The Bristol Bike Project

Womxn’s Night

Womxn's Night takes place at our new home in Easton every Monday evening. Come and join us!

“Had the best time @bristolbikeproj tonight – got to do it myself surrounded + supported by some v. cool womxn and it was super affordable and supports great projects”

Here’s how it works…

Bring your bike to fix or for a simple check over at this weekly workshop where womxn share knowledge and skills in a friendly, relaxed atmosphere. No experience necessary!

The workshop is coordinated by an experienced mechanic, but please be aware that this is a skill-sharing session, and our volunteers are not necessarily experts. Volunteers will be on hand to help you mend your bike, teaching you how to check your bike over, which tools to use and how to fix problems. We have a selection of bike maintenance books and resources, as well as internet tutorials, which you are welcome to use and we can guide you through what to search for or refer to. We also have wide range of new and used parts available to buy.

Before you join us, there’s a few things we need you to know…

  • The workshops run every Monday evening. We ask that you arrive promptly at 6pm and you will have up to two hours to repair your bike.
  • Entry to the workshop costs £5 for up to 1 hour/£8 for 2 hours/£10 for 3 hours.
  • This is a DIY and DIT (do it together!) workshop, which means you are expected to work on your own bike, but the coordinator and volunteers are there to help and guide you.
  • We are asking everyone to keep 2m apart as much as possible. On occasion, the coordinator and volunteers may need to come closer than 2m to help with your repair.
  • Everyone attending the workshop is recommended to wear a face covering unless medical circumstances means you can’t (please inform us of this).
  • Finally, if you are displaying any coronavirus symptoms or have been asked to isolate, please don’t come to the workshop! 

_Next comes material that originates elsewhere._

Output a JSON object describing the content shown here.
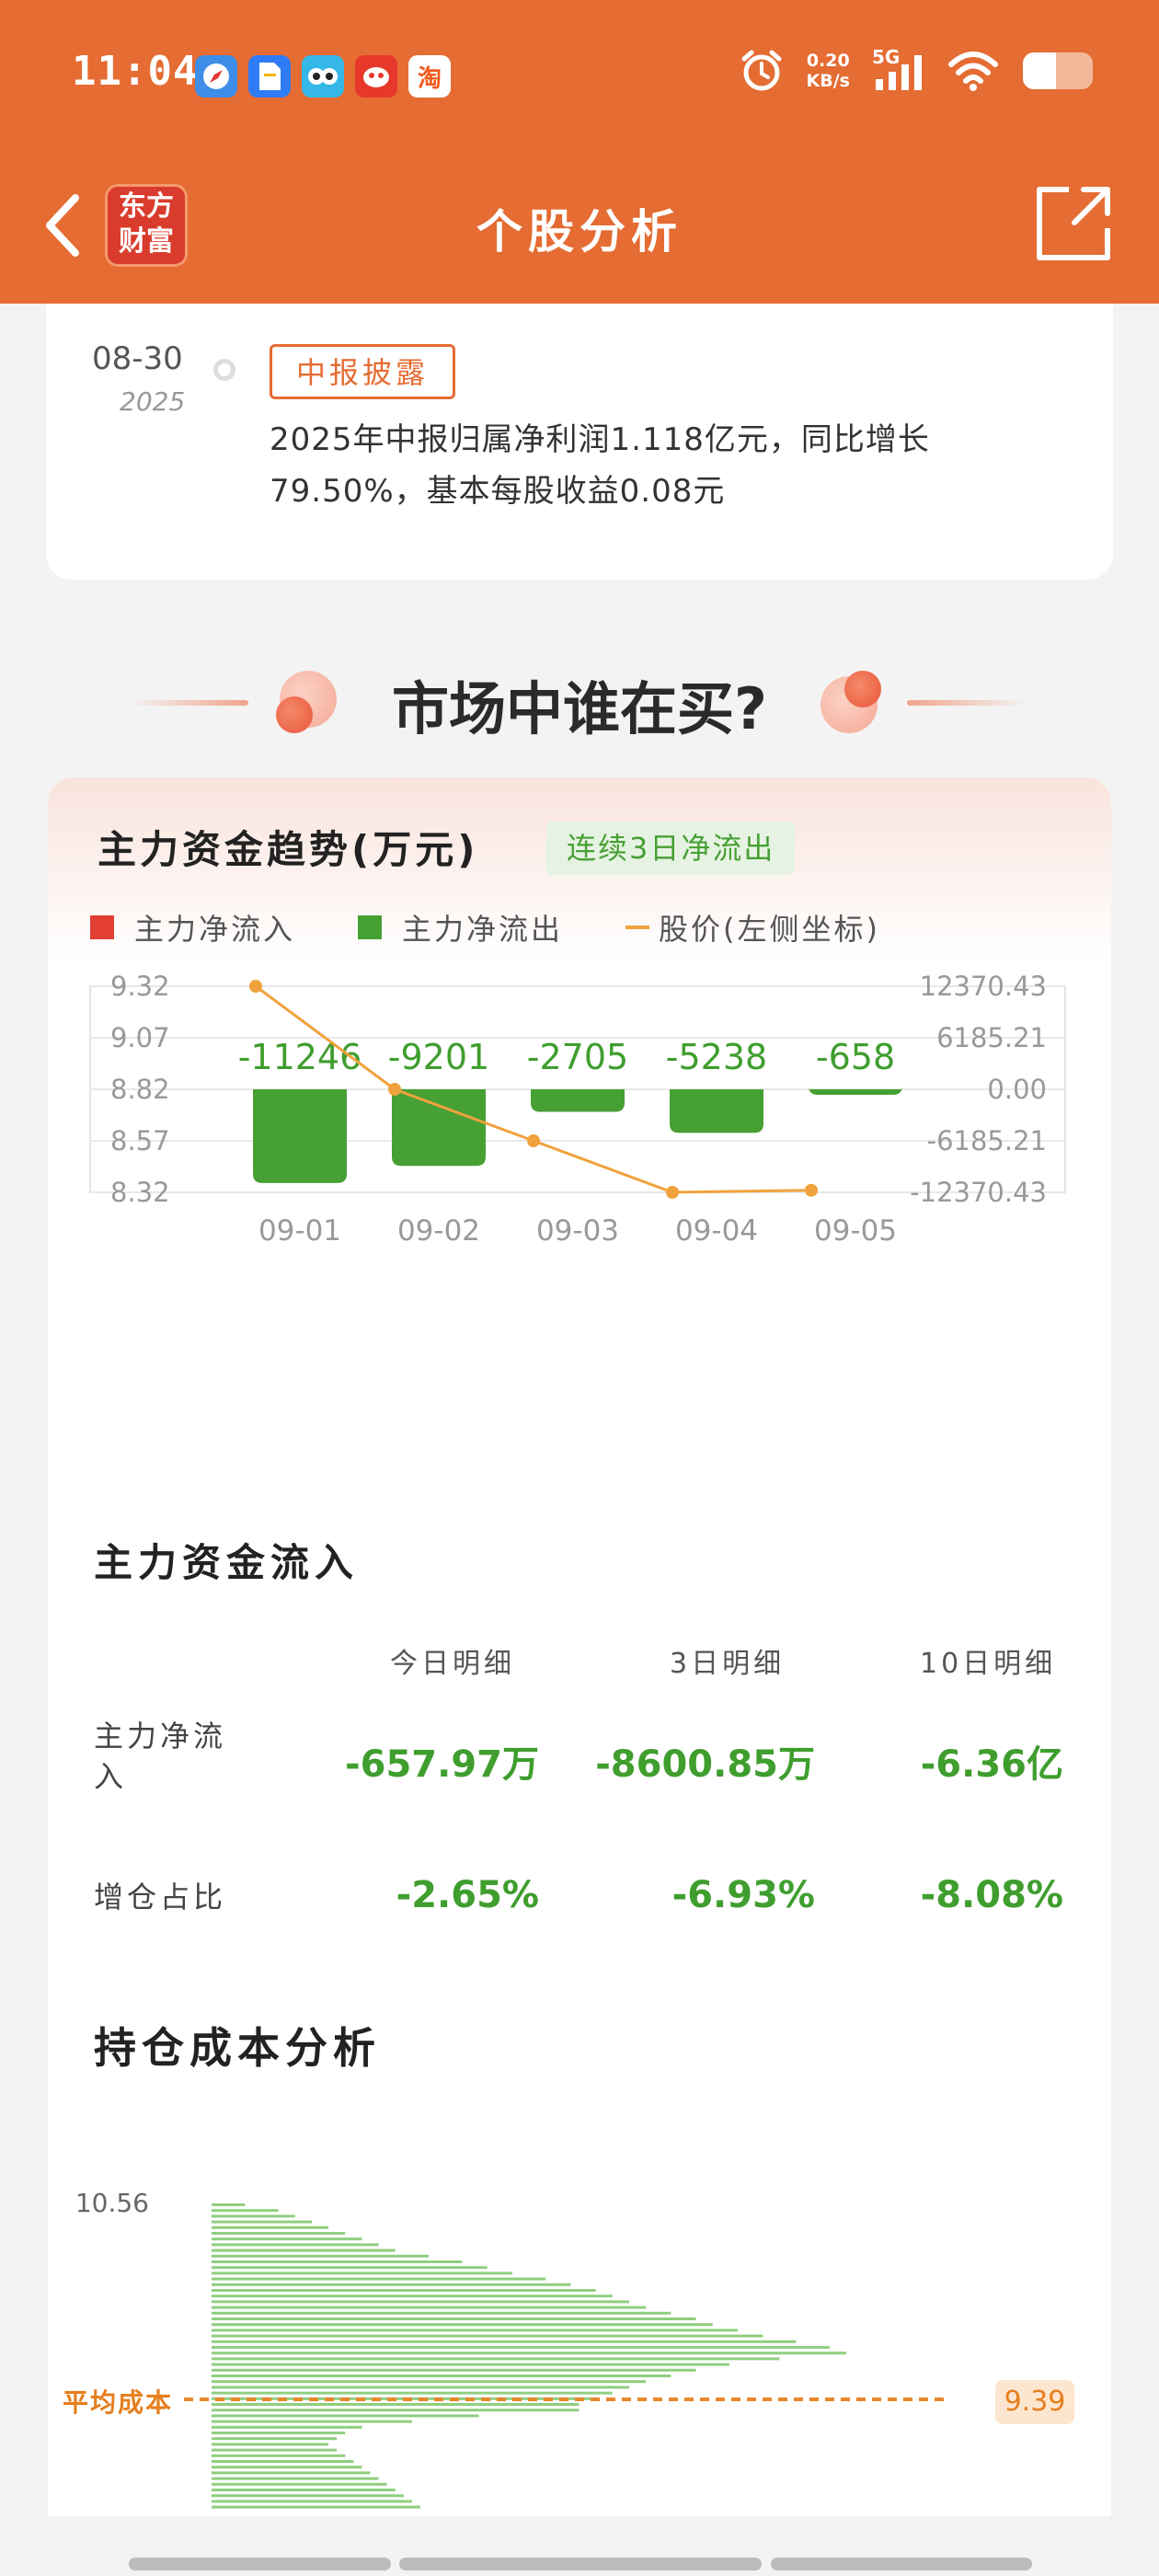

Womxn’s night is a friendly and inclusive evening, however we understand new environments and new groups of people can feel intimidating. If you are coming along for the first time and feel nervous, get in touch and we would be happy to meet up before hand to help you get settled in, make some hot drinks and have a chat 🙂

By coming to this workshop, you are agreeing to our Terms & Conditions.

Find out why we think a Womxn’s Space is important.




These sessions are drop-in, no need to pre-book!

We are limiting the number of people in the community workshop to a maximum of 8 including volunteers. This means we’ll be operating on a first come, first served basis and you may need to wait outside or come back another week if we’re at capacity. Please be understanding!

We recommend that everyone who isn’t medically exempt brings and wears a face mask during the session for the health and reassurance of everyone attending.

  • Up to 1 hour: £5
  • Up to 2 hours: £8
  • Up to 3 hours: £10

No one is turned away due to lack of funds.

Tea and coffee are available for a donation.

“Monday night is women-only and I love it. I guess it’s the atmosphere and the community. I have become really good friends with these girls and – I know it sounds cheesy, but – it’s completely changed my outlook on Bristol.” Joey

Why the ‘x’?

We use an ‘x’ in “womxn” to underscore inclusivity

Given the current social climate where some are being emboldened to overtly discriminate and publicly verbalise bigoted opinions, Womxn’s Night wants to make it absolutely clear that we explicitly include women of colour, trans women, femme/feminine-identifying genderqueer and non-binary folks and any other women who may feel discriminated against in some areas of feminism.

Is it our understanding that the x in womxn recognises that sadly not all women’s groups are inclusive. Although it is only a letter we hope it shows that we seek to be as inclusive as possible in keeping with our need to offer a space free from the influences of sexism and other forms of discrimination or exclusion. As a group we proudly stand up against racism, sexism and any discrimination based on sexual orientation or identity.

So how do you pronounce it?

Nita Harker a co-organizer of the Seattle Womxn’s march sums it up quite nicely:

“I actually think the challenge—particularly that it is hard to pronounce in your mind as you read it, that it forces one to stop and think, that it is not just easy and nice and recognizable—is part of the point  – To me, it represents the complexity of gender. And when you confront the word “womxn,” you have to confront that complexity”

Pronounce it the way you like there is no one way!